# What is needed:
Show all the lines in the data below that include the word "shortcut".

# Task inputs:
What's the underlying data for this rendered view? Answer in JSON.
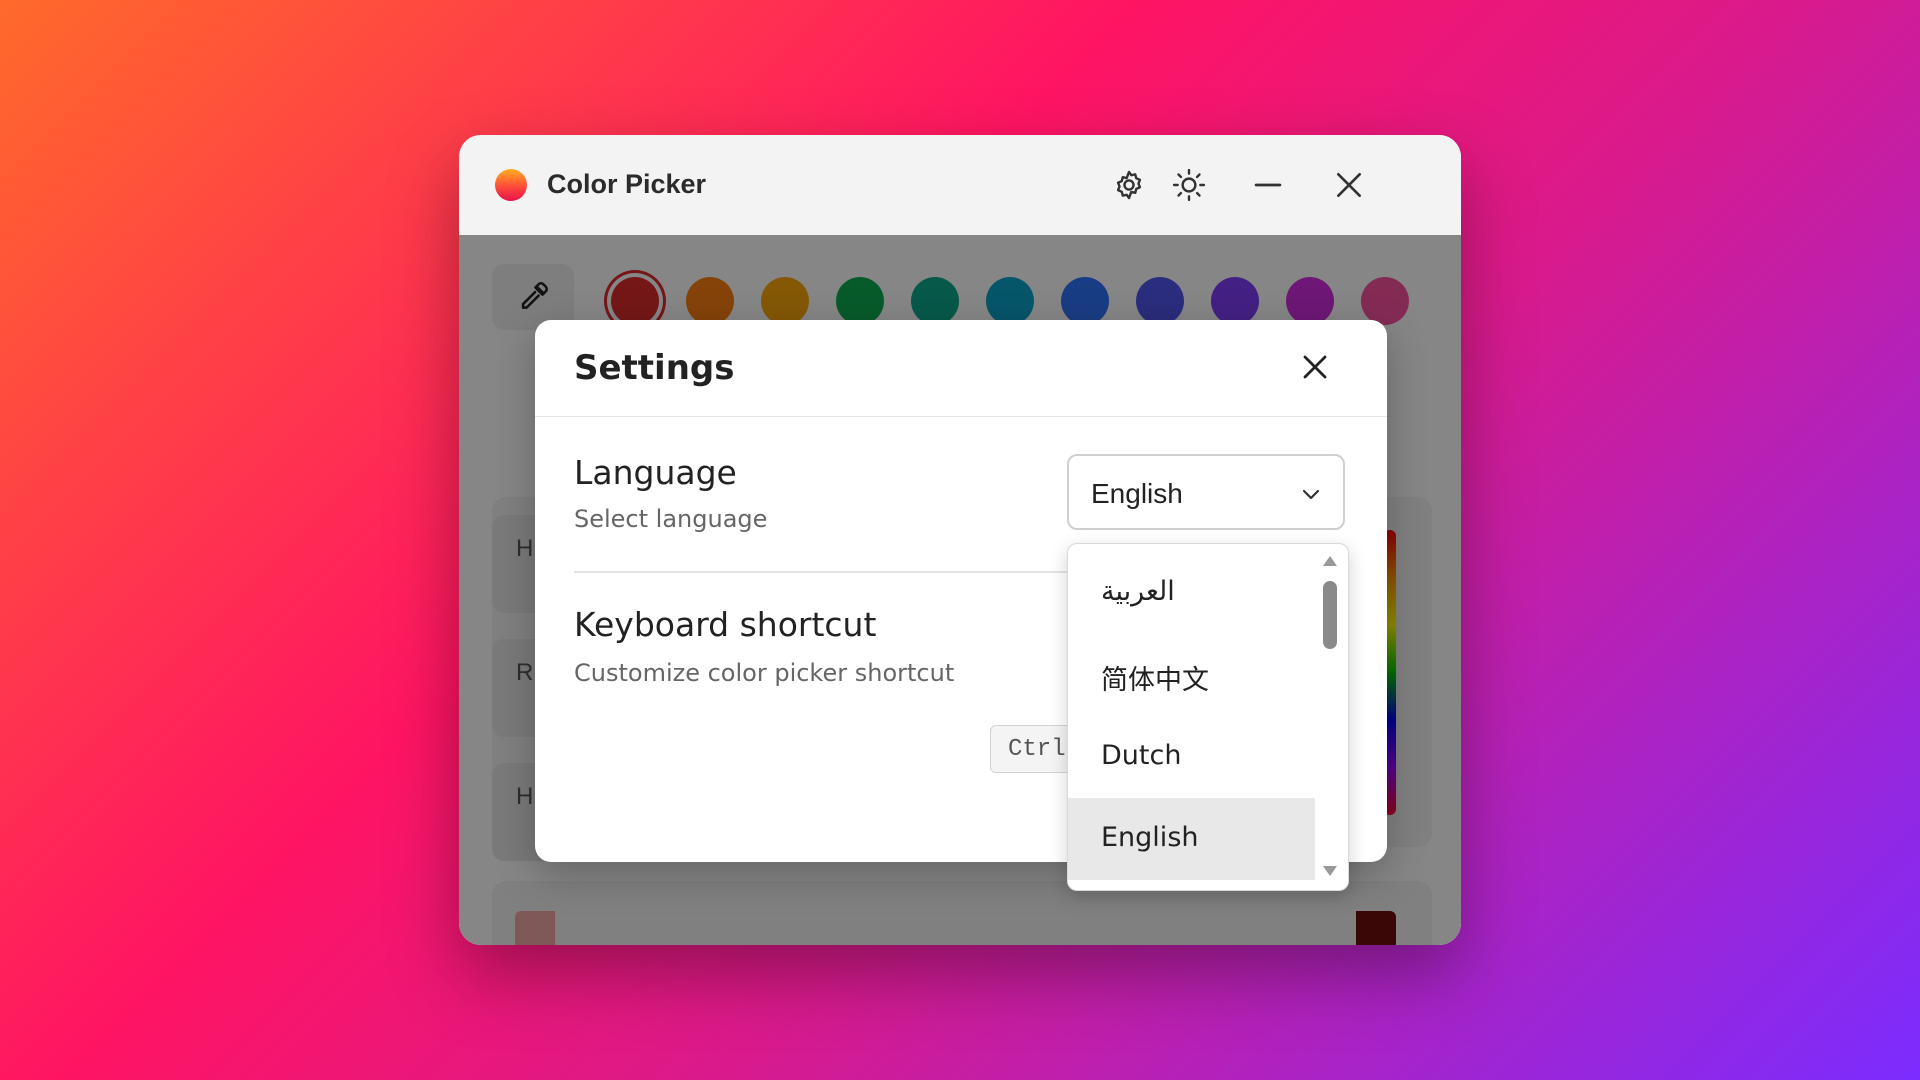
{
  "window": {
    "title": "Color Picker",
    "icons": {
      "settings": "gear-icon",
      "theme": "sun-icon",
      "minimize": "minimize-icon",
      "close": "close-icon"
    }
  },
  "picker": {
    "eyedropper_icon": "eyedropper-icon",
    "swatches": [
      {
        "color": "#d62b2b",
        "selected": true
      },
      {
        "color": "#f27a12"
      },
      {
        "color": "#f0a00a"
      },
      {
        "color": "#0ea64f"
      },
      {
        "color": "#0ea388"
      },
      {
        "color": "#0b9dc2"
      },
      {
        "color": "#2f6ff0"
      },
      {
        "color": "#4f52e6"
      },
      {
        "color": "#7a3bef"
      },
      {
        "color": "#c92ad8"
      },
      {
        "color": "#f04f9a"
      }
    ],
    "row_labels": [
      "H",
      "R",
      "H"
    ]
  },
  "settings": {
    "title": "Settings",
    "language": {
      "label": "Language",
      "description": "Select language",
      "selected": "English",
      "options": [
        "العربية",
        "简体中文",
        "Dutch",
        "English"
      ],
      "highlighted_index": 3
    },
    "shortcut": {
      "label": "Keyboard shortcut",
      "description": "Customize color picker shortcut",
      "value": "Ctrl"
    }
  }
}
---
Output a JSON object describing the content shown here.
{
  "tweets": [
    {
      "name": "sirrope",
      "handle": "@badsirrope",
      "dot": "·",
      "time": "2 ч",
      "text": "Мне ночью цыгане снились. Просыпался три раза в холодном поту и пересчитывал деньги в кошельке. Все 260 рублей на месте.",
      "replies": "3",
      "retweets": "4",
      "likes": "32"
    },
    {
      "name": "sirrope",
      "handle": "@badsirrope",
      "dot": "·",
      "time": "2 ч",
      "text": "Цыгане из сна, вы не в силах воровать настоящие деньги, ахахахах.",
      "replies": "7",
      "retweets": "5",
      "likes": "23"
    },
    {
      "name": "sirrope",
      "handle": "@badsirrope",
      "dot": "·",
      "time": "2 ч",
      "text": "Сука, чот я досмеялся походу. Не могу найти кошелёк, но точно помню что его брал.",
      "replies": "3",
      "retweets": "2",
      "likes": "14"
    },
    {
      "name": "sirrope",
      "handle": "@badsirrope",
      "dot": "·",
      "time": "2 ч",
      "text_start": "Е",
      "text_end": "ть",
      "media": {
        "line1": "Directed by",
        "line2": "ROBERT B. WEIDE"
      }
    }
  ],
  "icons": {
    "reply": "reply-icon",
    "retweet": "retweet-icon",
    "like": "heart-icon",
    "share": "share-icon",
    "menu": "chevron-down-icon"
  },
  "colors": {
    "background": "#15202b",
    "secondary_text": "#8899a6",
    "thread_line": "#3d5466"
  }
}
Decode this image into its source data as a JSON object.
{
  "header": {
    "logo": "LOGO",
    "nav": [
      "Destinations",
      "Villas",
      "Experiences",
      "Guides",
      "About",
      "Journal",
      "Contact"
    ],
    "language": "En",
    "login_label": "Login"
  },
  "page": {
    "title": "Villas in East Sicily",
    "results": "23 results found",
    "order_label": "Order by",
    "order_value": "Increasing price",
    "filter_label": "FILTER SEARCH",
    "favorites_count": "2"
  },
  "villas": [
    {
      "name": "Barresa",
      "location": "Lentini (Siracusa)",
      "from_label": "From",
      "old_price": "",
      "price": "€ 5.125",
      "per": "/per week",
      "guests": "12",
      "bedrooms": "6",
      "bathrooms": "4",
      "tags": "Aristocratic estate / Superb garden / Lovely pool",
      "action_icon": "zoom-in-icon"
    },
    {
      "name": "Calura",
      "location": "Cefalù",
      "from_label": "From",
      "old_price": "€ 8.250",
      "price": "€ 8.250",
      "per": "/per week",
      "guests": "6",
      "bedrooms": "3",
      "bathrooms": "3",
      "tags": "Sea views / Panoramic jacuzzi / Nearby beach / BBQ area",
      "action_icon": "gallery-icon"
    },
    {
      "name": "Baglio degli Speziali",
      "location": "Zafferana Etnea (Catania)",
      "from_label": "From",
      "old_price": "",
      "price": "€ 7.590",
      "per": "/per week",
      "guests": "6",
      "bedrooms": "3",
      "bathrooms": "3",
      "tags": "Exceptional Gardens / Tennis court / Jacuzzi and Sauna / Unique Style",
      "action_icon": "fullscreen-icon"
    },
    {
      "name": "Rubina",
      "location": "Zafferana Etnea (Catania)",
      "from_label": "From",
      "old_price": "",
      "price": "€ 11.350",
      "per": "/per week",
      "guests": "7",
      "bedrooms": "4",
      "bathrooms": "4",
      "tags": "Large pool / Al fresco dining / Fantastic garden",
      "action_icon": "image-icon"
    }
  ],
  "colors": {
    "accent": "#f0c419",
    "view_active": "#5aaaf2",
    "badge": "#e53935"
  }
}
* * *
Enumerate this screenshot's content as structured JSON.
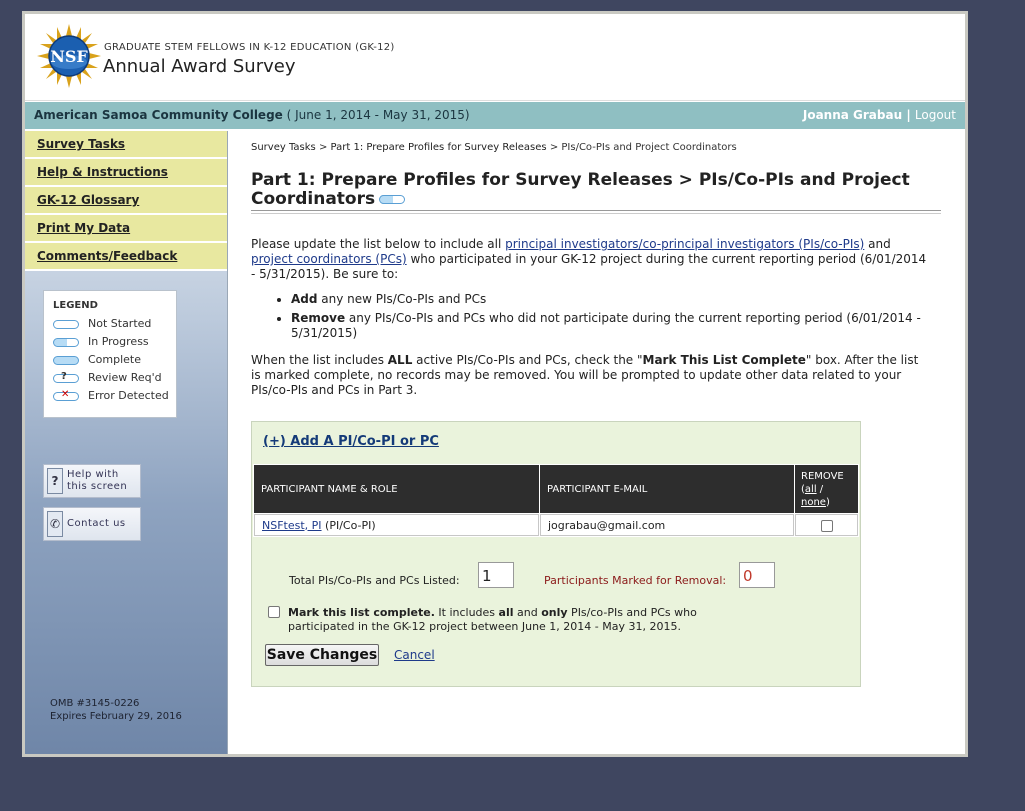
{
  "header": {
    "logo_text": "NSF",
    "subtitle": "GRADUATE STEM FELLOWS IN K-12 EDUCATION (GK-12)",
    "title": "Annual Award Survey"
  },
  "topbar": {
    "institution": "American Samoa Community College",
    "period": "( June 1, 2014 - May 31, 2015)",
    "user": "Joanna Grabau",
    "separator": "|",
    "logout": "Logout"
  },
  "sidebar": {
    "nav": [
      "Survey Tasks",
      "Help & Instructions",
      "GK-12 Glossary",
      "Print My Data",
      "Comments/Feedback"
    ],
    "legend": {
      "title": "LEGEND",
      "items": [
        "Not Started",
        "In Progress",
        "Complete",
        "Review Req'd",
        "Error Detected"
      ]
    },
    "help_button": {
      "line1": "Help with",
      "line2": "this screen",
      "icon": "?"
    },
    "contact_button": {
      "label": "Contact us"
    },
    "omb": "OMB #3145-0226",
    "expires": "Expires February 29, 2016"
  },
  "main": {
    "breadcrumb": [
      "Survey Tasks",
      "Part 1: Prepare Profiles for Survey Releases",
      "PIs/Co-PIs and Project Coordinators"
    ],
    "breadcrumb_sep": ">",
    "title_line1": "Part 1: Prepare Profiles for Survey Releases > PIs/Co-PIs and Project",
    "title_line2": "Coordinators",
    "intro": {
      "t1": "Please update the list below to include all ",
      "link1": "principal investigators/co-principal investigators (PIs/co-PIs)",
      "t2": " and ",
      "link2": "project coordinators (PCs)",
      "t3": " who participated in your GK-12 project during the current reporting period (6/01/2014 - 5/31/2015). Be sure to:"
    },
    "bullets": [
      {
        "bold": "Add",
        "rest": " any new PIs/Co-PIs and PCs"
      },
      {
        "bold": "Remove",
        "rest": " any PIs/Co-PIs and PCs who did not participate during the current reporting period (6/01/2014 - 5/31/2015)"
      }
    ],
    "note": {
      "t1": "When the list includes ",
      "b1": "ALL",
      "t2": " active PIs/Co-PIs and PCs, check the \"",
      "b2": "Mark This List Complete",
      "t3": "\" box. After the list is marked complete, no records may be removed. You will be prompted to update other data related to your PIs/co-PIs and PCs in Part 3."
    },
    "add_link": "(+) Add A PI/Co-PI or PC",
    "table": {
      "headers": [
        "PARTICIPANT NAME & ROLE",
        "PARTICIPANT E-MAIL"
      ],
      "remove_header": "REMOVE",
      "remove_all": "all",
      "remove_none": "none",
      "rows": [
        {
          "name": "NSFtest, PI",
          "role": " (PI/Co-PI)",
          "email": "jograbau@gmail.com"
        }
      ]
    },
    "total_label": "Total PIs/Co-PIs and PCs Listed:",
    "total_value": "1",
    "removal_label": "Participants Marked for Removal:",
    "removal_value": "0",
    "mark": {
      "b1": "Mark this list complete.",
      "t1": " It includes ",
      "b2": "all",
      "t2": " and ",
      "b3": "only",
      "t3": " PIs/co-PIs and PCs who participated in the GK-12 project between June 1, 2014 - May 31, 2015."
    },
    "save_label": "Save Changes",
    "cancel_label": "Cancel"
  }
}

# Task output:
    "shortcut": {
      "label": "Keyboard shortcut",
      "description": "Customize color picker shortcut",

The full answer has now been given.